And then, my voice going deeper and more serious, I’d transition to lock eyes with one of the judges (because only a grown-up can understand fully what it is to walk a thousand miles on your knees, metaphorically speaking of course–not sure WHO would understand it literally, certainly not me): “A thousand miles … through the desert” and my gaze would intensify as I said in a throaty stage whisper (throatiness, I imagine, is very important in oral poetry competitions): “repenting!”
So I was doing this over and over again, and then also adding the next line (like the previous bit, it’s garbled–look up the real poem if you want the words exactly):
“You only have to love!” (looking right at that young girl again, laughing throatily–see how important throatiness is? … then a pause, and shifting to look lovingly down at my own body) “What your soft animal body loves.” Then I stood with the sunshine on my face and felt what it is to feel the sunshine and think of nothing but loving how the sunshine feels on my face.
Performance Art By the Lake. I refuse to be embarrassed by this. Okay, maybe a TEENSY bit embarrased, but that’s okay too. (Of course I won the competition and everybody said how it was so clear that I really *felt* the poem, deeply in my body, how it made them FEEL it to hear me say it like that, and then I got to go on to regional and national championships where my video went viral which, you can clearly see, explains why I had to say it over and over again for 30 minutes.)
The net effect of this meditation cum performance art is that by the time I spoke with John this morning, I had convinced myself to just LOVE whatever it is that I love, not judging, flagellating, punishing, repenting for it.
And so, at the end of the conversation with myself in which I criticized myself for caring so much what someone else thinks of me, I decided to stop repenting for caring so much what someone else thinks of me.
I took my husband out to lunch walking arm and arm in the brittle November sunshine (how I LOVE November sunshine!), and I told him about the little book I would buy to write these things down in.
Because it’s okay that approval from friends and acquaintances and strangers and ANYONE matters to me. It’s okay that words of affirmation are what give me that glowy sensation. It’s better than okay. It’s awesome. It’s what my soft animal body loves and I WILL LET IT LOVE.
So I wrote it down, with the date. And then I wrote down on the next page:
“I am Holy” –Me
“One door at a time” –Me
“It’s not yours, let it go” –Glennon Melton (You can read more of her awesomeness here: Momastery)
And then I wrote down that little scrap of incorrectly memorized Mary Oliver poem on page 3.
Because those are also things that give me a glowy sensation, that make me cry, that make me feel relieved, that give me clarity. Some of them are also written on scraps of paper and taped to my laptop where my clients see them and get distracted by them when I’m trying to show them something they need to see. Especially the one positioned just where I rest my hand so that it covers up the “ly” in “Holy” and confuses people. Look back at that line and remove the “ly.” You’ll see why it confuses them. And that’s okay too.

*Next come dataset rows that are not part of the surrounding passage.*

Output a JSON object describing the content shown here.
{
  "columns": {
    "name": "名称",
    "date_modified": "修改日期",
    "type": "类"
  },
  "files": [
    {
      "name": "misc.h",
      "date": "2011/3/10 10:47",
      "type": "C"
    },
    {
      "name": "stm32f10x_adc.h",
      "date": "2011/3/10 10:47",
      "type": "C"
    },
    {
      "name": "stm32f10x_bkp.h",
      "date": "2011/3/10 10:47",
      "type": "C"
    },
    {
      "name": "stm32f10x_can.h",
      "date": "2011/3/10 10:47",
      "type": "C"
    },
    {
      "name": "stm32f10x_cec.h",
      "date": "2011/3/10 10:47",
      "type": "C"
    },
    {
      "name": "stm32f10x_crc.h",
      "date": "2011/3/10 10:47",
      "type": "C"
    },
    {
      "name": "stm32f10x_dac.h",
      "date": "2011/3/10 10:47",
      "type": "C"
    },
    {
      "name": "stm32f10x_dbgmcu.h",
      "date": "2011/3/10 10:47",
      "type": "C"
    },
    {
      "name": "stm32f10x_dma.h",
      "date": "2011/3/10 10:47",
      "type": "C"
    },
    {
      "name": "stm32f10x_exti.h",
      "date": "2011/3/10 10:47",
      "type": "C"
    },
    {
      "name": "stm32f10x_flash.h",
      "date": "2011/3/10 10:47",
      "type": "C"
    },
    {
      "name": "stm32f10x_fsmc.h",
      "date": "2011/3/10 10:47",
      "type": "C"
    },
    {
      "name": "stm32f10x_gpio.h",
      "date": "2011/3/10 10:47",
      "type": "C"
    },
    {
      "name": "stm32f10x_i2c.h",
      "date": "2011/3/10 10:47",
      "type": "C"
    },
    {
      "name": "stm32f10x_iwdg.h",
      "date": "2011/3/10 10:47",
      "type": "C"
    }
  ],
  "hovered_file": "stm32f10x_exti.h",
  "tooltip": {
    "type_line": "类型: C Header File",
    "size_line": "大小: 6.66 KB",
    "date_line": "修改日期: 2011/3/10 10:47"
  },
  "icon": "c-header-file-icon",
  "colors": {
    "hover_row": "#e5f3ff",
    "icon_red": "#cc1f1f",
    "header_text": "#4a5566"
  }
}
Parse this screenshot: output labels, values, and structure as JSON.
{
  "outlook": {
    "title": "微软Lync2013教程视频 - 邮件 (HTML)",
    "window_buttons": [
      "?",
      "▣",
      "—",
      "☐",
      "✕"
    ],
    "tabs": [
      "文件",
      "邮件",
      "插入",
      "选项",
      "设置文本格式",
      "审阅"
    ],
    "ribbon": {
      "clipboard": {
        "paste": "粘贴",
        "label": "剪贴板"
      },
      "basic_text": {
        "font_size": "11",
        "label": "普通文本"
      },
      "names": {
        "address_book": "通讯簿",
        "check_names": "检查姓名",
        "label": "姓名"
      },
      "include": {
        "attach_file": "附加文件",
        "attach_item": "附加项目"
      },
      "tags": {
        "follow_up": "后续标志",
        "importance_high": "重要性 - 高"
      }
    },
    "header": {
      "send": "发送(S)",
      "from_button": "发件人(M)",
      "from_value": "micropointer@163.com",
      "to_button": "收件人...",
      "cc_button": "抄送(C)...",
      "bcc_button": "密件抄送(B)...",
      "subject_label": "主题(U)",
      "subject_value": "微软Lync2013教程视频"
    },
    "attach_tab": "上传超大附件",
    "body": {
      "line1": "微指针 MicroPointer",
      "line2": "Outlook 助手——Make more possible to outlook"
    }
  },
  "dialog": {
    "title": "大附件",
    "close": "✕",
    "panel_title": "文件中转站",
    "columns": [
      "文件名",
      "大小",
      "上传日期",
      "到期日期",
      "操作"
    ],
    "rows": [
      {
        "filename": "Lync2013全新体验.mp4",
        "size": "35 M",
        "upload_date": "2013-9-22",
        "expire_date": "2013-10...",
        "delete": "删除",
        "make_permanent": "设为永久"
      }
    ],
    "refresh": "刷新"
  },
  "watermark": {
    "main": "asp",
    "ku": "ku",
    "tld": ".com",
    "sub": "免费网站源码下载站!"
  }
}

I’m just a little bit crazy and these are the things that give order and meaning to my craziness and make me just a little bit less crazy.
And, just so you know, the next time you say something to me that makes me feel all glowy, I’m going to write it down in my book, with the date at the top. I will have my little book because it will stay with me, in my purse.
And then when I start talking to myself about how incompetent I am, how I can’t even feed the cats properly so how can I expect to take care of kids, and what is wrong with me that I am staying up past 11 when I know my body is tired, and WHY CAN’T I KEEP UP WITH EVERYTHING… then I am going to open up my little book and I am going to read.
Because I am done walking on my knees. This little book and the words inside–this is what makes my little soft animal body feel good. It’s what I love. And I’m going to let myself love it.